ASSIGNMENT> Within the listing that follows, how many lines contain the word "AIFI"? Only the number is wanted.

MATERIAL PROVIDED>
....

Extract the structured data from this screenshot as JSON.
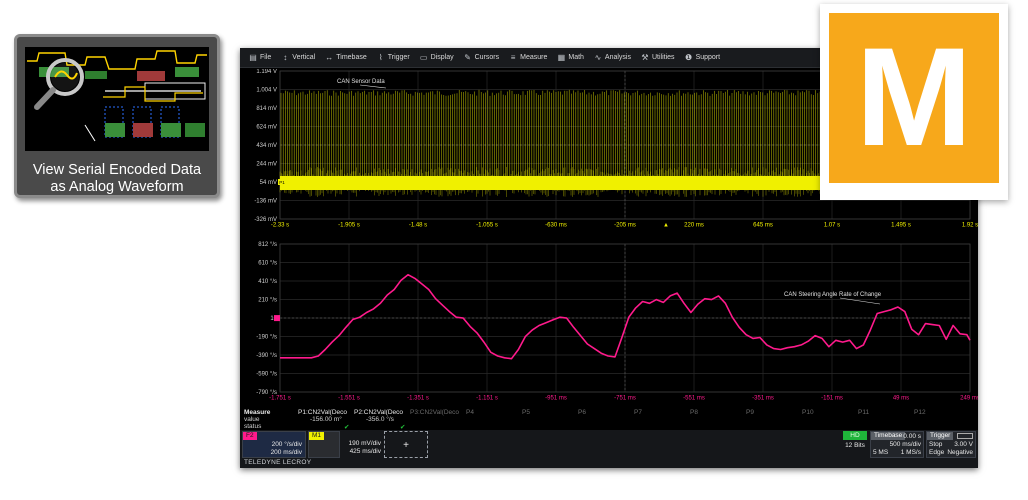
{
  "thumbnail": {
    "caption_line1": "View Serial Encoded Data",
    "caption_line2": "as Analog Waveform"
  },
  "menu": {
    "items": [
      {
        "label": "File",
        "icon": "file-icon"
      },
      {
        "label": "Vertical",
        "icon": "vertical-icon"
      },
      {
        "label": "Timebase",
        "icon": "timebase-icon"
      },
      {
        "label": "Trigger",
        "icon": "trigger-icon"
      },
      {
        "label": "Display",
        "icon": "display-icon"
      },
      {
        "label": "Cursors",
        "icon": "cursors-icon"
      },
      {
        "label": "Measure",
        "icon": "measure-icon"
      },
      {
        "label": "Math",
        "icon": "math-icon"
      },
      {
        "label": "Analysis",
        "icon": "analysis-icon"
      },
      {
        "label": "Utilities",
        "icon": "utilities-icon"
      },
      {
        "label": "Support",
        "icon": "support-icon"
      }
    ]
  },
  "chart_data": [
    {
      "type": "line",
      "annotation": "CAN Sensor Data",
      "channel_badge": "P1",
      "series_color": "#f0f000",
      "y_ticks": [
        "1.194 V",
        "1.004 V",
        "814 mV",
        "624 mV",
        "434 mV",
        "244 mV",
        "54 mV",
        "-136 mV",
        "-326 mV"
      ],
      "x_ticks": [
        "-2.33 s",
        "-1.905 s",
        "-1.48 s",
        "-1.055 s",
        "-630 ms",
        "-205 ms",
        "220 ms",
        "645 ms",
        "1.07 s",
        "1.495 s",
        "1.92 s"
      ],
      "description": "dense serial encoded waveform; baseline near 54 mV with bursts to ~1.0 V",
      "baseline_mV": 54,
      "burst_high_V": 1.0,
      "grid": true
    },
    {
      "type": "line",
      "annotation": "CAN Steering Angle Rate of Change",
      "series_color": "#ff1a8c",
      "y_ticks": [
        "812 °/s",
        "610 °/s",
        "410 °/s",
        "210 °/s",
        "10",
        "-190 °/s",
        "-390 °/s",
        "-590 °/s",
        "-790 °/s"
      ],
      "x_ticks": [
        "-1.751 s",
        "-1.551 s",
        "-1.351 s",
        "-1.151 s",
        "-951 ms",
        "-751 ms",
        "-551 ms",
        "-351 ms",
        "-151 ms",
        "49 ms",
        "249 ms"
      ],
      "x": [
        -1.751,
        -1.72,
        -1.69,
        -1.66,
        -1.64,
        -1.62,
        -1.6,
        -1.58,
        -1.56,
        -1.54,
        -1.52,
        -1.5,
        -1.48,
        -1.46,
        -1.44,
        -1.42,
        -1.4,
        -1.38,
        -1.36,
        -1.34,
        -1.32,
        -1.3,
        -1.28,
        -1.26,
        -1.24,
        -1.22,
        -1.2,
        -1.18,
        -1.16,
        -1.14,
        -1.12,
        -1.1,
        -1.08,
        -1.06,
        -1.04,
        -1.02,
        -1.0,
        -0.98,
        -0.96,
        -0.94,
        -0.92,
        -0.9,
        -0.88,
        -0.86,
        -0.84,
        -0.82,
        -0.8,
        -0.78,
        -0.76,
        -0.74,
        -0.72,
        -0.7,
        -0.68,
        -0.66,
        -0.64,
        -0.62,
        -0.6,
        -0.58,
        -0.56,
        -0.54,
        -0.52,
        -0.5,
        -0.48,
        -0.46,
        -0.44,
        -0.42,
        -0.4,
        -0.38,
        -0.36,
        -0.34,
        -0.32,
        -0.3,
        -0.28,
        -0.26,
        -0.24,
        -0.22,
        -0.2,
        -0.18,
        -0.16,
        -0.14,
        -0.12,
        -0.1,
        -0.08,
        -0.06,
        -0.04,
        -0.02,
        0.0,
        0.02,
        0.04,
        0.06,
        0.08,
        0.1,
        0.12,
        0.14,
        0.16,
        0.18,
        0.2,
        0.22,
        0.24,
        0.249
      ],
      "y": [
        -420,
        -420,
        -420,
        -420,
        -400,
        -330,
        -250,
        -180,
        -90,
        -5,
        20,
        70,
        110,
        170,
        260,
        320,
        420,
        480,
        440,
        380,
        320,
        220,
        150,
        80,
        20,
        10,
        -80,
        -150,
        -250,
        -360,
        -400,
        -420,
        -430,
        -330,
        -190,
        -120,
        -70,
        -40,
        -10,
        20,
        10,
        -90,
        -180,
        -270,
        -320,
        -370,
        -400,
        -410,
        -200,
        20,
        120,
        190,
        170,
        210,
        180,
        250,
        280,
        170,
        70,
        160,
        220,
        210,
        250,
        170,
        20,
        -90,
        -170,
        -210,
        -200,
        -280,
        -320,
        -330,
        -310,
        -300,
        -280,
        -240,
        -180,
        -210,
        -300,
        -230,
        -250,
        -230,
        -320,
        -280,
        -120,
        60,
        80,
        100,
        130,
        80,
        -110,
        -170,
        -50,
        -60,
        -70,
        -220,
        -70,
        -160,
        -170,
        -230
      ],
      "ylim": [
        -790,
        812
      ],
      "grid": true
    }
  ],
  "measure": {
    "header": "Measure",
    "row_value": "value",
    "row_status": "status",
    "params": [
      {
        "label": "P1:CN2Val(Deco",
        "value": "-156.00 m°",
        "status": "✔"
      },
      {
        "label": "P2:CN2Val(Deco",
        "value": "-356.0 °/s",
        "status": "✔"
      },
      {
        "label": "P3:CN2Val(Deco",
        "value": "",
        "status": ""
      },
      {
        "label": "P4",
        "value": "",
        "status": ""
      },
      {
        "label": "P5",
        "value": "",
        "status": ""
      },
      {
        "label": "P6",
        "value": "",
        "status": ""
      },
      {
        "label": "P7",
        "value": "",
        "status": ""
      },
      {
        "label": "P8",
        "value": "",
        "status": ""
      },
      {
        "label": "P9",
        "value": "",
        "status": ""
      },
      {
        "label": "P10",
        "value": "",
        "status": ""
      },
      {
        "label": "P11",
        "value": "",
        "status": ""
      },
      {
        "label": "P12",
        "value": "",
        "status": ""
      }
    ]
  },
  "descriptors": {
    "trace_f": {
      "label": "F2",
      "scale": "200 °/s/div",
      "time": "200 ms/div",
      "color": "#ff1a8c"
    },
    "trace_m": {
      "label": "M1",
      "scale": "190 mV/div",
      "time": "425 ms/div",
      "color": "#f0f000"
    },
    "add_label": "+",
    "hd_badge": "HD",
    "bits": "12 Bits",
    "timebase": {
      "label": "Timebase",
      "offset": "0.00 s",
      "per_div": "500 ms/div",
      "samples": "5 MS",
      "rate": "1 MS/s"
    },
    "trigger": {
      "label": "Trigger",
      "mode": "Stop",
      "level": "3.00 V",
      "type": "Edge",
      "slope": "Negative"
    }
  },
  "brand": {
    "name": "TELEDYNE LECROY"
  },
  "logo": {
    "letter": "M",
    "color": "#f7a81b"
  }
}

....

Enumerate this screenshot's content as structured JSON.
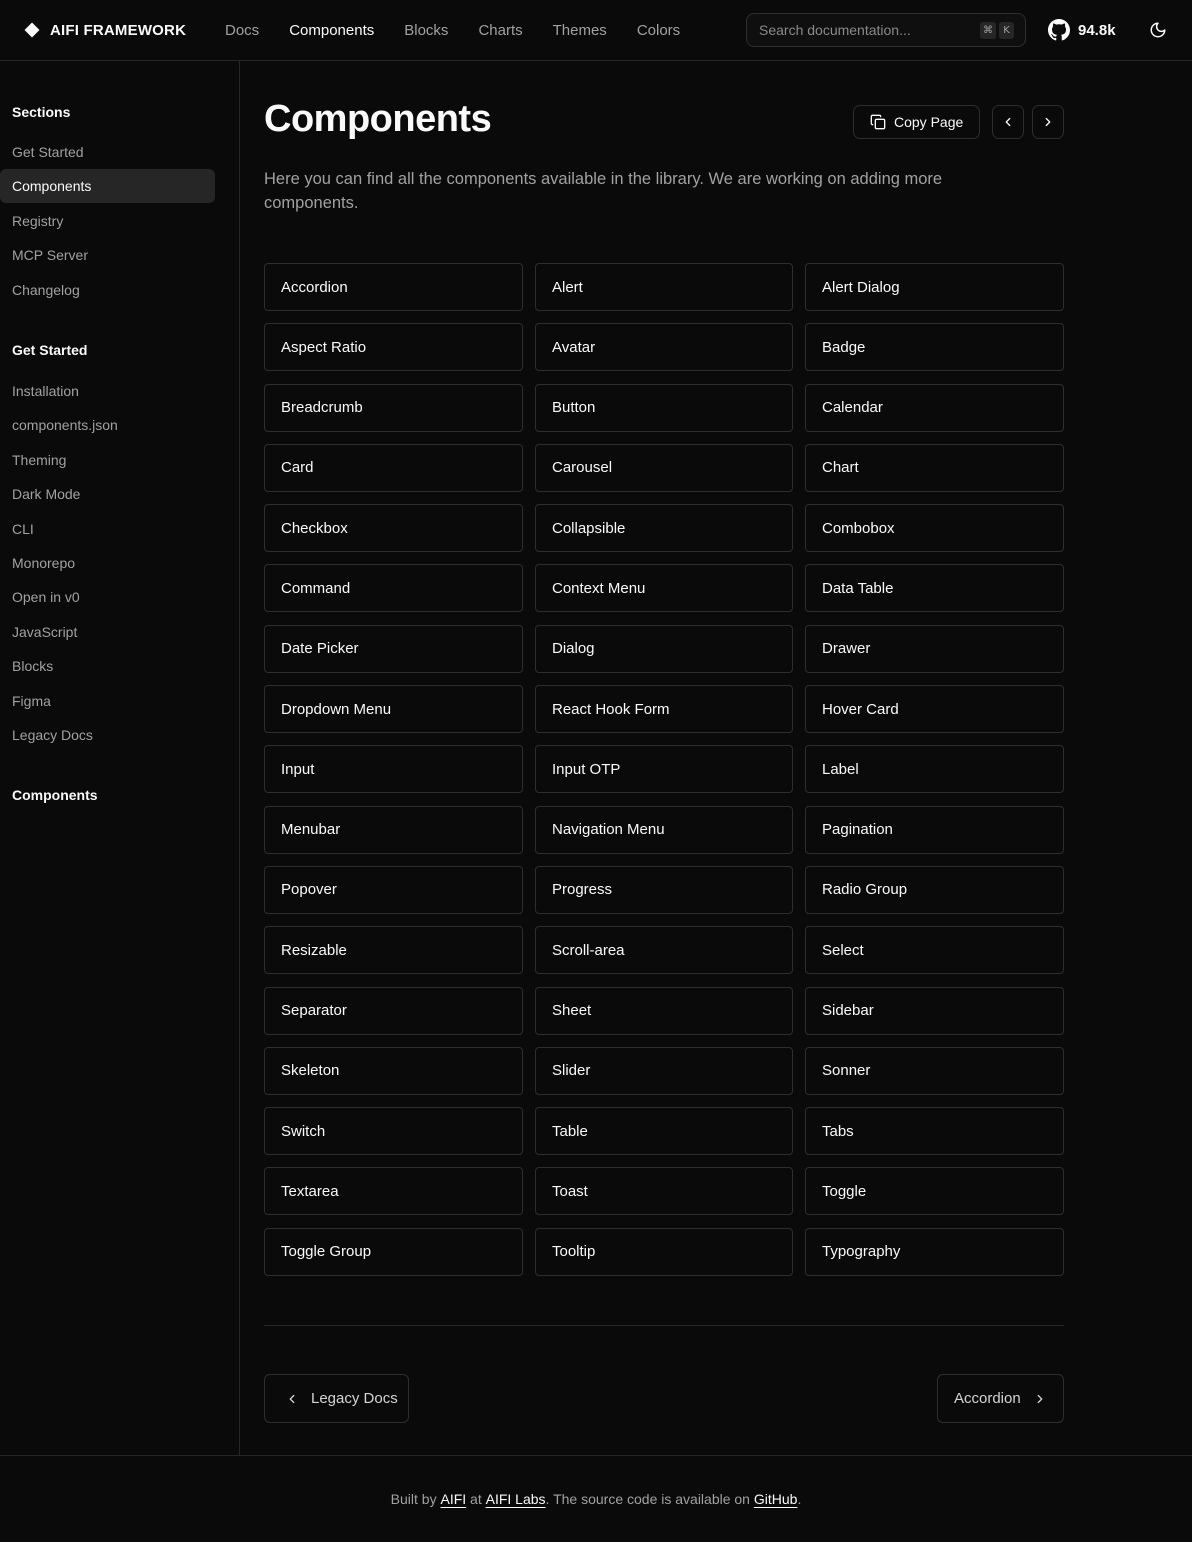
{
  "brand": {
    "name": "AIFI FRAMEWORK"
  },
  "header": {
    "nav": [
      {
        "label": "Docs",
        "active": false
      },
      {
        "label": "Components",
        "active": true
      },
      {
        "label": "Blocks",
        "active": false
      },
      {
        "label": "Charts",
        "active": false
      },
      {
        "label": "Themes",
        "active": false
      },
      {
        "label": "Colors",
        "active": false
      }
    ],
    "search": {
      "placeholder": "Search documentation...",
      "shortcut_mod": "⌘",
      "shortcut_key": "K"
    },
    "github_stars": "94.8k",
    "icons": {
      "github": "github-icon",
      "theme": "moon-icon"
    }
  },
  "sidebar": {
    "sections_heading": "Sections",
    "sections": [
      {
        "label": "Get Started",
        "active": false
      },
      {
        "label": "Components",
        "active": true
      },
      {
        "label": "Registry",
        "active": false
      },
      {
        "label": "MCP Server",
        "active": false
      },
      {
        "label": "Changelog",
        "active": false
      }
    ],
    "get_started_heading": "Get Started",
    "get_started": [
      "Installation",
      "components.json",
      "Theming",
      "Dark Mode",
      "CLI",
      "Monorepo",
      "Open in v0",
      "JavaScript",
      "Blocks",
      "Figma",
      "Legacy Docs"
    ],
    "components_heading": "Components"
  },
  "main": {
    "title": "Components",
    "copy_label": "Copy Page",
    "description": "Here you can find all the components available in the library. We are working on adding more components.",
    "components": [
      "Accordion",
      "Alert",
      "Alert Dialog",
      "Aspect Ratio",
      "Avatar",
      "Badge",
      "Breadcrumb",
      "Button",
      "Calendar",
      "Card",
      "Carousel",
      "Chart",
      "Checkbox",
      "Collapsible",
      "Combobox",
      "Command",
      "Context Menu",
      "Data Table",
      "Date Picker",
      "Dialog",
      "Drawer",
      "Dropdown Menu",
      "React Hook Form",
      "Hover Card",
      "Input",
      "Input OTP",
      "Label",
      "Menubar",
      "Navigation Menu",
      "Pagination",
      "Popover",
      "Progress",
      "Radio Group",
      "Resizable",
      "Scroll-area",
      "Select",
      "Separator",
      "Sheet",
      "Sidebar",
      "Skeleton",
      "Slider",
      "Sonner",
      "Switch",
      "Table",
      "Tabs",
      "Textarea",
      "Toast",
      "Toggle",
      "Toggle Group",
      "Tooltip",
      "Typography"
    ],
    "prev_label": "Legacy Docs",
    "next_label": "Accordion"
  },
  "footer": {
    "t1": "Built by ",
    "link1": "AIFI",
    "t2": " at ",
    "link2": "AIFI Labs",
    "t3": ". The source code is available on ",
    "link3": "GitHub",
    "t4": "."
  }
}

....

SOLUTION TO THE PROBLEM> 3